To the south-west rises the Medieval village of Twickenham (around Church Street) on the higher ground beside the Twickenham Ait (Eel Pie Island), its buildings clustered around a church of Kentish rag stone (St Mary’s). There are water-mills, weirs and fisheries along the river, orchards and open farmland parched by drought. On 29 June 1263, the Manor of Isleworth played host to the historic Gathering of the Barons, where Simon de Montfort’s rebellious noblemen held a conference with the King that sowed the seeds for England’s first true Parliament. When one discovers historic maps the footprints become clearer, excitingly so. Shown here are two maps that were drawn in the nineteenth century but allow us to take our first steps much further back in time. The first, from 1879, is clearly marked with the Encampment of the Barons at the top of Twickenham Park. The second, from 1896, shows the development of the A-shaped crescent and houses of The Barons in the south-west corner. Viewing the same area on Googlemaps reveals how early development shaped the topography of the quarter-circle we see today bordered by the railway, the river and St Margarets Road. We can locate the luxury apartments at 20 The Barons, and begin to picture our place both in time and space: discovering how our own footprints rest solidly within those of our ancestors.
(For more information, and map source, see the excellent Twickenham Park Resident Association)
As the temperatures plummet, it is possible to embark on a historical journey without leaving the warmth of 20 The Barons. One needs merely to consider the address to venture beyond the building’s façade into the hidden story of its environs. The Barons derives its name from a key moment in the chronology of England and English democracy that occurred a few hundred metres away.
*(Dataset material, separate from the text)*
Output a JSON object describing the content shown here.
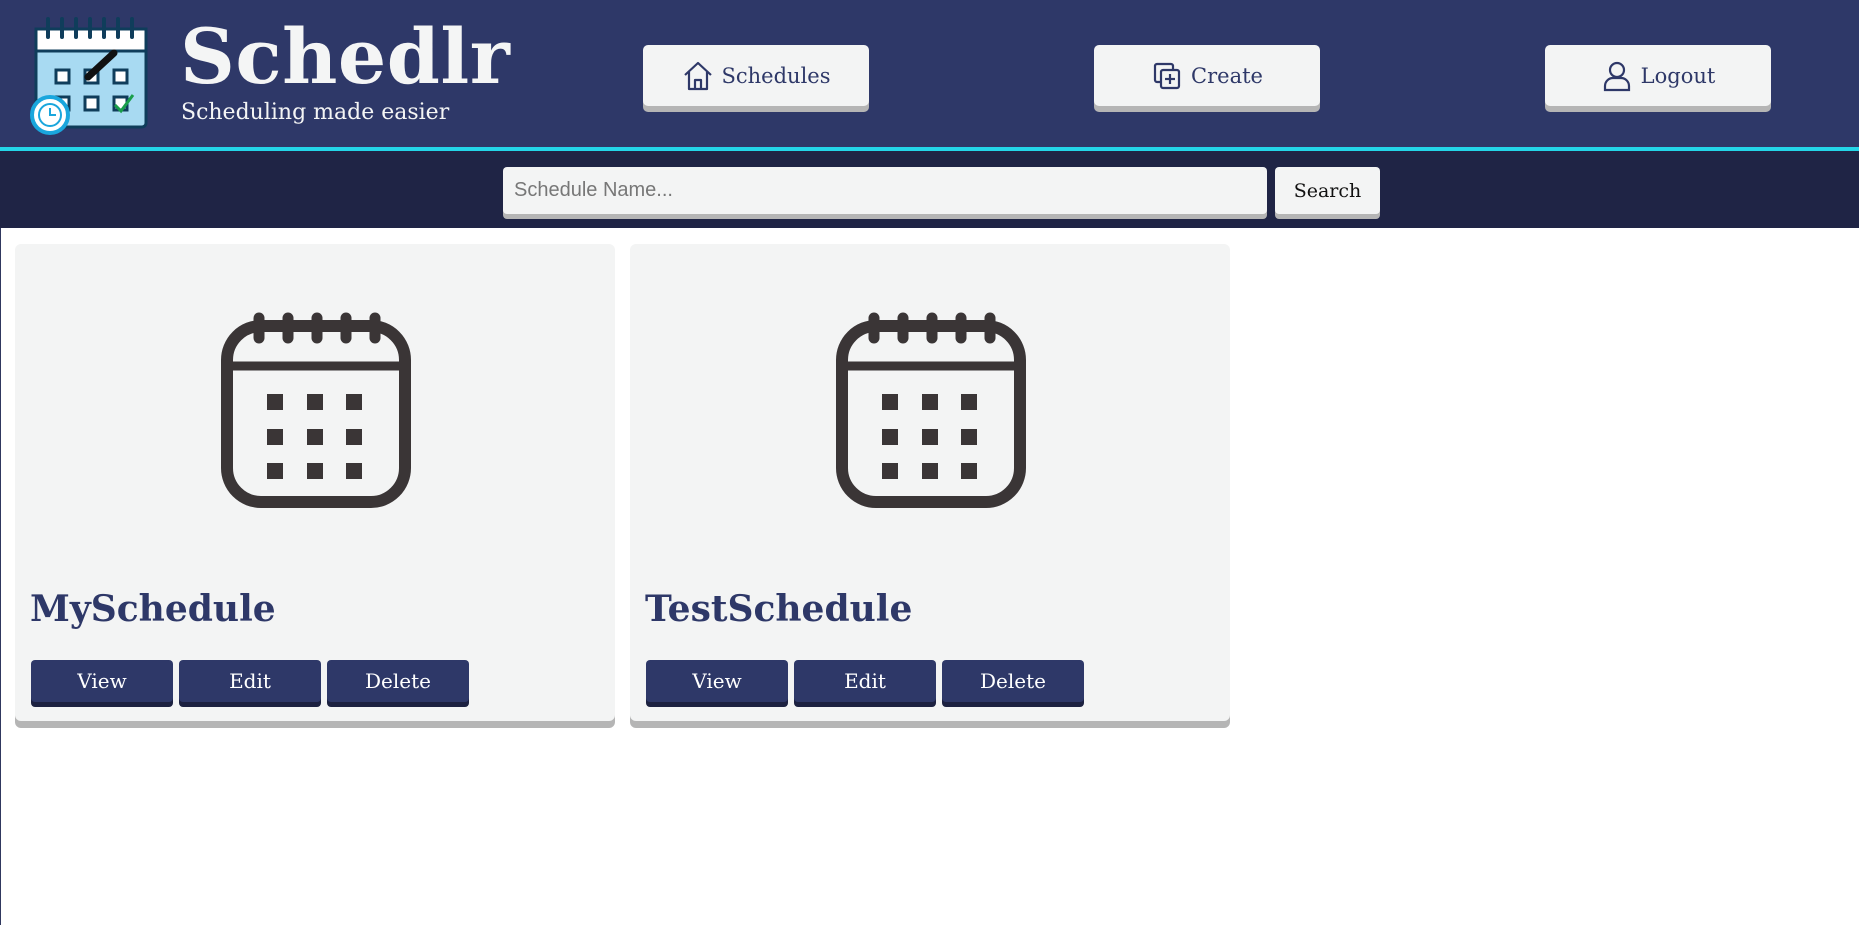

On 29 June 1263, the parched fields of the 200-acre Manor of Isleworth (later Twickenham Park), were ablaze with the tents and fluttering standards of rebellious barons, the noblemen who held the key to the King’s power. The reign of King Henry III (1207–72) had been one of failed campaigns, famine, misrule and rebellion. Five years earlier, an uprising in London had imposed the Provisions of Oxford on Henry, requiring him to govern through an advisory council selected by the most powerful barons. By the summer of 1263, the King had overturned the Provisions through an appeal to the Pope, but his authority was hollow. In June, the historic Encampment of the Barons gathered under Simon de Montfort, Duke of Leicester, a French nobleman married to the King’s sister. Henry was holed up in his brother Richard’s nearby manor house. For a fortnight, the two sides parleyed as De Montfort sought to temper royal power with civil government. There was to be no peaceful solution. In the spring, the Manor of Isleworth and its watermills were sacked as civil war broke out, leading to the defeat and imprisonment of the King at the Battle of Lewes. De Montfort now called to Westminster Hall not just barons and church leaders, but two knights from each shire, and two citizens from every important town. This established England’s first true Parliament. Sadly, de Montfort did not live long enough to enjoy his revolutionary achievement. He was defeated and killed at Evesham by Henry’s son Edward, his head paraded around the country on a pole. But the noble gathering is commemorated at The Barons; the Manor of Isleworth would become the streets of St Margarets; and the principle of royal rule through parliamentary government was here to stay.